Burns’ open records bill passes key vote in state House committee
“Increasing government transparency should be an ongoing endeavor – not an effort that stops with my bill"
Rep. Frank Burns April 14, 2022 | 12:09 PM
HARRISBURG, April 14 – With his bill to update the state open records law quickly receiving a key vote in a state House committee, state Rep. Frank Burns is pointing to the bill’s bipartisan support and fast-tracking as a sign that his fellow legislators recognize the value of his bill, and the impact it could have for public transparency.
“As lawmakers we are routinely forced to make decisions that affect people across Pennsylvania, and it is our job to make the most informed decisions possible on behalf of the people we represent,” Burns said. “My bill simply shortens the timeline an agency has to provide public information to lawmakers; therefore, this change would benefit all Pennsylvanians.”

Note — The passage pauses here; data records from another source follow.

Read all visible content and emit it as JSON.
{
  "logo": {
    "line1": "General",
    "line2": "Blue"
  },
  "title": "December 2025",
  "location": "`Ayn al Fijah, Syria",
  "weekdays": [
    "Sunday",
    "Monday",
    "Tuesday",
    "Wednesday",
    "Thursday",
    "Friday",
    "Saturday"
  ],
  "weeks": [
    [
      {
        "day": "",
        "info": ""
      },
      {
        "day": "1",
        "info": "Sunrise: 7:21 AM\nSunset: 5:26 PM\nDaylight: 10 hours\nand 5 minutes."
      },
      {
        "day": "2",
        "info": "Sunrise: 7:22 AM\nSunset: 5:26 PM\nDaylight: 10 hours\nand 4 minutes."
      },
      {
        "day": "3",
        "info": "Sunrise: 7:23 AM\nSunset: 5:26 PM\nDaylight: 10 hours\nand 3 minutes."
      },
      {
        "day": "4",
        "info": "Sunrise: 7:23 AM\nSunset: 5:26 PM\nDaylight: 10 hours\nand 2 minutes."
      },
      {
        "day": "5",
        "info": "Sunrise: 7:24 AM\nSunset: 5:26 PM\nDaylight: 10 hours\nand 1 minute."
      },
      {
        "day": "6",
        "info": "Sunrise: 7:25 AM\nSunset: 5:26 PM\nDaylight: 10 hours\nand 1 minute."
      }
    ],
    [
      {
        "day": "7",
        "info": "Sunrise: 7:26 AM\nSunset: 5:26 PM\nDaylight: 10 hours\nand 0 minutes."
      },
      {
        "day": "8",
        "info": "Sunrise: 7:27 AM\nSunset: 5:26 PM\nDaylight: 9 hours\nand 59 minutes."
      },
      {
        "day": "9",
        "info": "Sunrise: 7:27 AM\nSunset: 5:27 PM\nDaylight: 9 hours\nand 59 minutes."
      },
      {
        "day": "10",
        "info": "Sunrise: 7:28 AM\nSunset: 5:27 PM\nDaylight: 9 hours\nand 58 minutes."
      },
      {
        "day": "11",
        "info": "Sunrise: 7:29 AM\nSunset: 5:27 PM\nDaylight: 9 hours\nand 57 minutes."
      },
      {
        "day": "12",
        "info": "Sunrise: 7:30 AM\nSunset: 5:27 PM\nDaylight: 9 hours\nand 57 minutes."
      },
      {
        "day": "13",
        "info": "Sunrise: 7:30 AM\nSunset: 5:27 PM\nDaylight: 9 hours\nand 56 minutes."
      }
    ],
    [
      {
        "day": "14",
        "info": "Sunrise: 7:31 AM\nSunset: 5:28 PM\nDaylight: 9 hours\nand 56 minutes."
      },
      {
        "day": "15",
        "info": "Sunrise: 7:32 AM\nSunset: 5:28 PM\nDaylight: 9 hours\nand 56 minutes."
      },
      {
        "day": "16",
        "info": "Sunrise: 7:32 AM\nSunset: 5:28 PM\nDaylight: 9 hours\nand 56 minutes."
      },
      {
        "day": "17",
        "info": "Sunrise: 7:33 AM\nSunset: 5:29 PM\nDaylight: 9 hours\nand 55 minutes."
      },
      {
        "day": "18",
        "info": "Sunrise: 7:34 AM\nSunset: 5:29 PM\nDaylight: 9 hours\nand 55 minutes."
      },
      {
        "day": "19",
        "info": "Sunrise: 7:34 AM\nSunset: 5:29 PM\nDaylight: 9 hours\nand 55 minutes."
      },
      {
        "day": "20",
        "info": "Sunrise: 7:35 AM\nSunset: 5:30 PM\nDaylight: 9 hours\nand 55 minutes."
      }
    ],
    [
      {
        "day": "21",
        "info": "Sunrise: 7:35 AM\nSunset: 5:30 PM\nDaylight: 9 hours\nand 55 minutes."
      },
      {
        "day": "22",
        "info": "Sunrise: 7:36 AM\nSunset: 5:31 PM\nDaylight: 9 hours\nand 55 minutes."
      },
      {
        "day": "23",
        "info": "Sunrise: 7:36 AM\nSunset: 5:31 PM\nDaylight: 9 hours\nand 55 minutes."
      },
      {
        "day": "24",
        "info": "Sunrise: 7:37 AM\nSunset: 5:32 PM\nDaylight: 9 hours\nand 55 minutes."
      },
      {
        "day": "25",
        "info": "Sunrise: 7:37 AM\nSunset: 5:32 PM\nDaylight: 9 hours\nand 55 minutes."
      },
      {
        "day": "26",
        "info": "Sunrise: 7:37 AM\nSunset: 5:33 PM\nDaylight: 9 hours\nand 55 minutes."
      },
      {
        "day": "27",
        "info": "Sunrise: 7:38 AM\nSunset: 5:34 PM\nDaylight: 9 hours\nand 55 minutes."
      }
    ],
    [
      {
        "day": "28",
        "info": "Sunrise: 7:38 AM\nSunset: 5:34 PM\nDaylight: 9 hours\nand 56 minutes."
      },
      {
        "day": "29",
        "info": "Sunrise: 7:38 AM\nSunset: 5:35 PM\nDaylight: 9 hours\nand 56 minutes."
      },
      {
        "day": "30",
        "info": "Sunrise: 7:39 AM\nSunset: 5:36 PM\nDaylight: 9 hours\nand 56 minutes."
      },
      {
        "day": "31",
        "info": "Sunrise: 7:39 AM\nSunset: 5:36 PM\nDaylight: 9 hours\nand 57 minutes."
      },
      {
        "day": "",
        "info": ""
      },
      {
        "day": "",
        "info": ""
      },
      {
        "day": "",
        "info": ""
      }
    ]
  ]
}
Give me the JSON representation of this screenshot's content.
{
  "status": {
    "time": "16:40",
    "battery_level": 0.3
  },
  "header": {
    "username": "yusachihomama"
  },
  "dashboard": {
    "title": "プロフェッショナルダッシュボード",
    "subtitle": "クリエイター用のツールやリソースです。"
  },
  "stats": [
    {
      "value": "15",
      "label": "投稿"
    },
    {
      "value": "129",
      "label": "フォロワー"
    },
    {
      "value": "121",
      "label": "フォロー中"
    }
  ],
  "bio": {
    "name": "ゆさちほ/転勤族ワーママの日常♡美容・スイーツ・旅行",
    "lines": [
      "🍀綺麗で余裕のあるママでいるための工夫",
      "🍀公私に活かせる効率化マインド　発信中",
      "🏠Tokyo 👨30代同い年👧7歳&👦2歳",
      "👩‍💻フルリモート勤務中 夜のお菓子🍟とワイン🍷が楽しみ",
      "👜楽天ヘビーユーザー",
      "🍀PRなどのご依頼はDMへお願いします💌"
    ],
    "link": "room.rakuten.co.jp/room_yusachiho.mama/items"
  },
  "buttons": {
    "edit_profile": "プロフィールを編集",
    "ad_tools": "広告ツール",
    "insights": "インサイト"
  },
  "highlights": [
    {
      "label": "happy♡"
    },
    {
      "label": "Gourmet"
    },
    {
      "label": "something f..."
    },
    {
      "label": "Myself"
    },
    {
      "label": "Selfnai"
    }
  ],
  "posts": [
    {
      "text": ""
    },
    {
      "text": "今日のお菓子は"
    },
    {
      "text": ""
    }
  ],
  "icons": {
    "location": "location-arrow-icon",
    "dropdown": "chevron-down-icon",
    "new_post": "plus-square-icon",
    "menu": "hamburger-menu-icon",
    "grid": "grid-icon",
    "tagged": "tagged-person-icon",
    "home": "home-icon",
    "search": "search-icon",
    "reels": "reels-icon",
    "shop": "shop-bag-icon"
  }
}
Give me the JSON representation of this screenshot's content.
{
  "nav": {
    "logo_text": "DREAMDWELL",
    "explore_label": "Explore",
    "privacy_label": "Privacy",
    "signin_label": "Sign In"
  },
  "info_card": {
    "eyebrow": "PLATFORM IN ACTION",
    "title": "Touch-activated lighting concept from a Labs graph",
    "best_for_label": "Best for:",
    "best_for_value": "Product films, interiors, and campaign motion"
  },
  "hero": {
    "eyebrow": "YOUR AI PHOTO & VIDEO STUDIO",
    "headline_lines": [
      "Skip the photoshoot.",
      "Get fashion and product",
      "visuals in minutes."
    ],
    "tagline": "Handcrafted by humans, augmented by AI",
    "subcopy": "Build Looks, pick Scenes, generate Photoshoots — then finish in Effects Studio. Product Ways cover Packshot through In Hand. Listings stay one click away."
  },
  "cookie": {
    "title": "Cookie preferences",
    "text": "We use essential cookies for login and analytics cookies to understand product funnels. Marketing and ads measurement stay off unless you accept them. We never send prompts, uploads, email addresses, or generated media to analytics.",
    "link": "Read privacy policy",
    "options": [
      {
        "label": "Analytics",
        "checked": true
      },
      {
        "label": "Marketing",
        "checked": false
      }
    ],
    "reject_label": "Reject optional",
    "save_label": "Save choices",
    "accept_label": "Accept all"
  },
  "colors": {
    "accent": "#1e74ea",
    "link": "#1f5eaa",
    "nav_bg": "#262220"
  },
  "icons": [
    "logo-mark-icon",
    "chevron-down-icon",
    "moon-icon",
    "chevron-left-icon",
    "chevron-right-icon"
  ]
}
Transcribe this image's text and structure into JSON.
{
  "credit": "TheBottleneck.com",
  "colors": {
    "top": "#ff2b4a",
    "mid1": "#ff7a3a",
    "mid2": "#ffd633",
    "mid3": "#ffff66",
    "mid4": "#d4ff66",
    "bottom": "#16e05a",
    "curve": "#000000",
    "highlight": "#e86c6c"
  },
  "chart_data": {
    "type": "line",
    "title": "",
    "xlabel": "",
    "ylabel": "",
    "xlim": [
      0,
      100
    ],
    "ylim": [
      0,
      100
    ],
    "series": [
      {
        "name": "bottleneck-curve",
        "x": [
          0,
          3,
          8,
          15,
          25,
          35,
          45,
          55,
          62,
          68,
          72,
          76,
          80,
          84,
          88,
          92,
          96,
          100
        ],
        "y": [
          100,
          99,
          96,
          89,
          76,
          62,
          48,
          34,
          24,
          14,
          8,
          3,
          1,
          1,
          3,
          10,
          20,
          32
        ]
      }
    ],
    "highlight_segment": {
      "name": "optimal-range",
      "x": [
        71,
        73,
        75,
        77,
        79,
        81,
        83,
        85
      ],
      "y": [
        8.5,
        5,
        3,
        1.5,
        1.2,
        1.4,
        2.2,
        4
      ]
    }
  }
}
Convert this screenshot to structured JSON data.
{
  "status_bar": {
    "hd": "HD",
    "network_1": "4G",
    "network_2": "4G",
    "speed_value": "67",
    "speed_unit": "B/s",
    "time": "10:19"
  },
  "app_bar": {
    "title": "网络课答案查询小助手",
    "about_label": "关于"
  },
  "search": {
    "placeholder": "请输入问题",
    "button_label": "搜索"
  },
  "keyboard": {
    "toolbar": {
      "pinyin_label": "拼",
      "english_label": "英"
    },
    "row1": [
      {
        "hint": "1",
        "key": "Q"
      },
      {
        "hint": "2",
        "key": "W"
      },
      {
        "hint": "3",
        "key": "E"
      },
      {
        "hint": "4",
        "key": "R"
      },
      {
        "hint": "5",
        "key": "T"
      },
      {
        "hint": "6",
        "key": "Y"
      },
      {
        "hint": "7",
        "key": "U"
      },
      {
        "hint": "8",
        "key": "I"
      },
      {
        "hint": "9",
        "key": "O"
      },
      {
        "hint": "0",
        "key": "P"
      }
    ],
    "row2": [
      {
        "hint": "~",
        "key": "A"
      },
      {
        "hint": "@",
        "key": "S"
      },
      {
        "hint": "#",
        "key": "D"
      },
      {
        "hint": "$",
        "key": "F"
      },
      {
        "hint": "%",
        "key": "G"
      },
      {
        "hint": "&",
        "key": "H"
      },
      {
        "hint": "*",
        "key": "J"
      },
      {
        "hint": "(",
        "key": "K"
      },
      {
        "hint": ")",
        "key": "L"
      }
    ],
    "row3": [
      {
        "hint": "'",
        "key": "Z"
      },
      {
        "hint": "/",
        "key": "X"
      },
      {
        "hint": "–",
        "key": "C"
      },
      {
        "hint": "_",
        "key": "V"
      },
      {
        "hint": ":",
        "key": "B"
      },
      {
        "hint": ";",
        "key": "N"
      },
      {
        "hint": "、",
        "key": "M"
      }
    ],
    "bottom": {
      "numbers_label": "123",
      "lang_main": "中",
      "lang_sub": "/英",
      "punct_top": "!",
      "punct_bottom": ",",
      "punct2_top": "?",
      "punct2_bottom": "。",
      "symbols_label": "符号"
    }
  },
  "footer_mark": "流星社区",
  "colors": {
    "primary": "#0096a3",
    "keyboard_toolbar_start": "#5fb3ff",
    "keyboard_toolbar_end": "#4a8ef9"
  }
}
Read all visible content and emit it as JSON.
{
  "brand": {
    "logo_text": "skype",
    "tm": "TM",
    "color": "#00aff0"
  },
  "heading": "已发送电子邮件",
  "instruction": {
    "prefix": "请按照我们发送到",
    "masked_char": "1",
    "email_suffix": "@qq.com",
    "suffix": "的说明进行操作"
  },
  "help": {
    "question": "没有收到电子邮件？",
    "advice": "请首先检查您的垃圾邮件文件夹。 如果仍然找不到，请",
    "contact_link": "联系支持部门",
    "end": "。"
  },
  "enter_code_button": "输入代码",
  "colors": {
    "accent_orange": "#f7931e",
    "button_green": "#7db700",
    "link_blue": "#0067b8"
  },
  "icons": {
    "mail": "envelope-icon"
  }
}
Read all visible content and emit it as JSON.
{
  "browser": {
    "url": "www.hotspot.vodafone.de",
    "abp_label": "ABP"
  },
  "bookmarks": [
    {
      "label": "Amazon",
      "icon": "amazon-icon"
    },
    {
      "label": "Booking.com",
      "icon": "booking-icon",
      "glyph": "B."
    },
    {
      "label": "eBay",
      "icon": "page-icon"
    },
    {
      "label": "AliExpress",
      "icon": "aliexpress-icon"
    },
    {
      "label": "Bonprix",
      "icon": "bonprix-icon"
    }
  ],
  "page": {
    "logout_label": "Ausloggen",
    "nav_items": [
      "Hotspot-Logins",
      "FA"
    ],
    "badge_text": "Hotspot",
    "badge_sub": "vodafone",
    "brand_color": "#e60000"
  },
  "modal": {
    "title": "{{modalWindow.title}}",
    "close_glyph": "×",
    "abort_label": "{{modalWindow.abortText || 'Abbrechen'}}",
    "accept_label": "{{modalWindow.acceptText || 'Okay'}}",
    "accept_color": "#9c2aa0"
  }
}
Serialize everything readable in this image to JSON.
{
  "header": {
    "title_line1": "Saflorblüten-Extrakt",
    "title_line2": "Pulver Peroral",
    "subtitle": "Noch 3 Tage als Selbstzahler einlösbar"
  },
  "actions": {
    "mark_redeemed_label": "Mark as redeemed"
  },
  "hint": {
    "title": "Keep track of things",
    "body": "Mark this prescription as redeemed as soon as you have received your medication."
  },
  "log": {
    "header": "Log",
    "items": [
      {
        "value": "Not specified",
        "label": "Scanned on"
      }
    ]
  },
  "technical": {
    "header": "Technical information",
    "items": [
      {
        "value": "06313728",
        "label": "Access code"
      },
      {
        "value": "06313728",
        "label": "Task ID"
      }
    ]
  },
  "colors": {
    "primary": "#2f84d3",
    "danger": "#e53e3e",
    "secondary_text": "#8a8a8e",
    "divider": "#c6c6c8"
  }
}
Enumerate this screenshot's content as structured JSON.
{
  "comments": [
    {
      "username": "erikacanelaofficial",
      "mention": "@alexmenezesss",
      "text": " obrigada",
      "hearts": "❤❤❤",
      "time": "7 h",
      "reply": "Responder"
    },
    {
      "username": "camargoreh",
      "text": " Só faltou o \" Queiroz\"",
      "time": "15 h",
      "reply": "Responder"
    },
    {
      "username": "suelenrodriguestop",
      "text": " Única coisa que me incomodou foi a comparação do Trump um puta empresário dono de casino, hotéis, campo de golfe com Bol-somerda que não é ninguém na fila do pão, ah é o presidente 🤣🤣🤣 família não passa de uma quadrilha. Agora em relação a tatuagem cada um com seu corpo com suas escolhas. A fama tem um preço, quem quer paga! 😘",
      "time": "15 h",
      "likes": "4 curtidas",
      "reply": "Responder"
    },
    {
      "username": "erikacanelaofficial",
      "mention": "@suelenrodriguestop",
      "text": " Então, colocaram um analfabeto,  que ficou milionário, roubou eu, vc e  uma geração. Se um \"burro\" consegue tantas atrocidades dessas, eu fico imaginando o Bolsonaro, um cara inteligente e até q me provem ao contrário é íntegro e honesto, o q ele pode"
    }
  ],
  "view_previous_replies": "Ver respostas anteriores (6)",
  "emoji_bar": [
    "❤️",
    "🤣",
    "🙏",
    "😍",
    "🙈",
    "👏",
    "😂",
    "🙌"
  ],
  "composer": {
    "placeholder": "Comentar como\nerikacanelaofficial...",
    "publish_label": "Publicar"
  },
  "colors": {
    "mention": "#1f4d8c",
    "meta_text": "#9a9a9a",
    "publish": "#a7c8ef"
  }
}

Burns’ bill (HB 2471) would require government entities to respond more quickly to open records requests from public officials who need information in the course of their official duties. Government agencies would be required to provide a final answer on the records request within five days, eliminating a 30-day extension permitted under current law.
If the agency denies the request, an elected official could appeal to the state Office of Open Records. To support the OOR in handling these requests, the bill would also create a dedicated appeals officer position within the office specifically to handle appeals from elected officials.
The bill would not change what information is considered public in Pennsylvania and would not affect individuals who use the law to access public documents. Burns has been a champion of public records since taking office, taking his fight for transparency and open government all the way to the state Supreme Court.
“Increasing government transparency should be an ongoing endeavor – not an effort that stops with my bill,” Burns said. “We should be continuing to improve the ease of access to information and creating a culture of openness like many other states.”
Having been voted out of the House State Government Committee on Wednesday, Burns’ bill now heads to the state House for a general consideration.